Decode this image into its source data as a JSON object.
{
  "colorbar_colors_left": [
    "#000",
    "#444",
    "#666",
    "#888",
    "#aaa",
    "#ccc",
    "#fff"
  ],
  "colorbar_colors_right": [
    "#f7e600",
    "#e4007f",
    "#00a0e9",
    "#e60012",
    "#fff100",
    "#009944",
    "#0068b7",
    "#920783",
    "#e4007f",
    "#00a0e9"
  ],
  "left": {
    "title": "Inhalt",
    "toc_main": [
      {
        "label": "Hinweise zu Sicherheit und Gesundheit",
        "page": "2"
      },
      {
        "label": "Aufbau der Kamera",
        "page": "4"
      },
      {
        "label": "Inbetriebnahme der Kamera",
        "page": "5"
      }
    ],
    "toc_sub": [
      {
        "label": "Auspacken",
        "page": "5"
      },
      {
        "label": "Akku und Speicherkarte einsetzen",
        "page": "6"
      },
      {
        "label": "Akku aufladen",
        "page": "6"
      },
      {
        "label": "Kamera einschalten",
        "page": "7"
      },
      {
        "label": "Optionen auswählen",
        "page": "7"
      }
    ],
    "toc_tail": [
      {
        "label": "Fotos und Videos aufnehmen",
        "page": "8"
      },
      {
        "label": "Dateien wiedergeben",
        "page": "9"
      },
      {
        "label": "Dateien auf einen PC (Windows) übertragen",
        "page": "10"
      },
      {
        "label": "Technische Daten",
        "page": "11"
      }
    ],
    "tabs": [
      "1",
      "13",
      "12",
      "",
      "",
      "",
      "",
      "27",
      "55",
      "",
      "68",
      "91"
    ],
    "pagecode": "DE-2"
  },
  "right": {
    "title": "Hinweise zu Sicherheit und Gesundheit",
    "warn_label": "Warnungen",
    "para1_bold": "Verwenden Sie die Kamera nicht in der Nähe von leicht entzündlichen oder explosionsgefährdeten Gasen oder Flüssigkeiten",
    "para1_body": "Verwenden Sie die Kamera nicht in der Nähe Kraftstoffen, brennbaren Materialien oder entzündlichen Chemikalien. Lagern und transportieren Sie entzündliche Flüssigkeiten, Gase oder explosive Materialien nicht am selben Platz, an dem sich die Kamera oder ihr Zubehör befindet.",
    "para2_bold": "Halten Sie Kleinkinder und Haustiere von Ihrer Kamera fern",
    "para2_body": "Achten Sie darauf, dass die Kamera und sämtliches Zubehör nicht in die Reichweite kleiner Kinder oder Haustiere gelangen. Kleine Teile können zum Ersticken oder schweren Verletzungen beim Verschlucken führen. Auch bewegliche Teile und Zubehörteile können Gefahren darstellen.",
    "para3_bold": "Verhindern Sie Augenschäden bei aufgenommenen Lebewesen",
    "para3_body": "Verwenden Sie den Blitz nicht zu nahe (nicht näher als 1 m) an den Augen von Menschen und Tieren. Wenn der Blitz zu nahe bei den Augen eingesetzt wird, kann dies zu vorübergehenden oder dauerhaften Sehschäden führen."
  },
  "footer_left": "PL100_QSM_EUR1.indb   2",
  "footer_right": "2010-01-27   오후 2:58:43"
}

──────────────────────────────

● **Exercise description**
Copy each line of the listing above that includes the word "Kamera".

● **Response area**
        "label": "Aufbau der Kamera",
        "label": "Inbetriebnahme der Kamera",
        "label": "Kamera einschalten",
    "para1_bold": "Verwenden Sie die Kamera nicht in der Nähe von leicht entzündlichen oder explosionsgefährdeten Gasen oder Flüssigkeiten",
    "para1_body": "Verwenden Sie die Kamera nicht in der Nähe Kraftstoffen, brennbaren Materialien oder entzündlichen Chemikalien. Lagern und transportieren Sie entzündliche Flüssigkeiten, Gase oder explosive Materialien nicht am selben Platz, an dem sich die Kamera oder ihr Zubehör befindet.",
    "para2_bold": "Halten Sie Kleinkinder und Haustiere von Ihrer Kamera fern",
    "para2_body": "Achten Sie darauf, dass die Kamera und sämtliches Zubehör nicht in die Reichweite kleiner Kinder oder Haustiere gelangen. Kleine Teile können zum Ersticken oder schweren Verletzungen beim Verschlucken führen. Auch bewegliche Teile und Zubehörteile können Gefahren darstellen.",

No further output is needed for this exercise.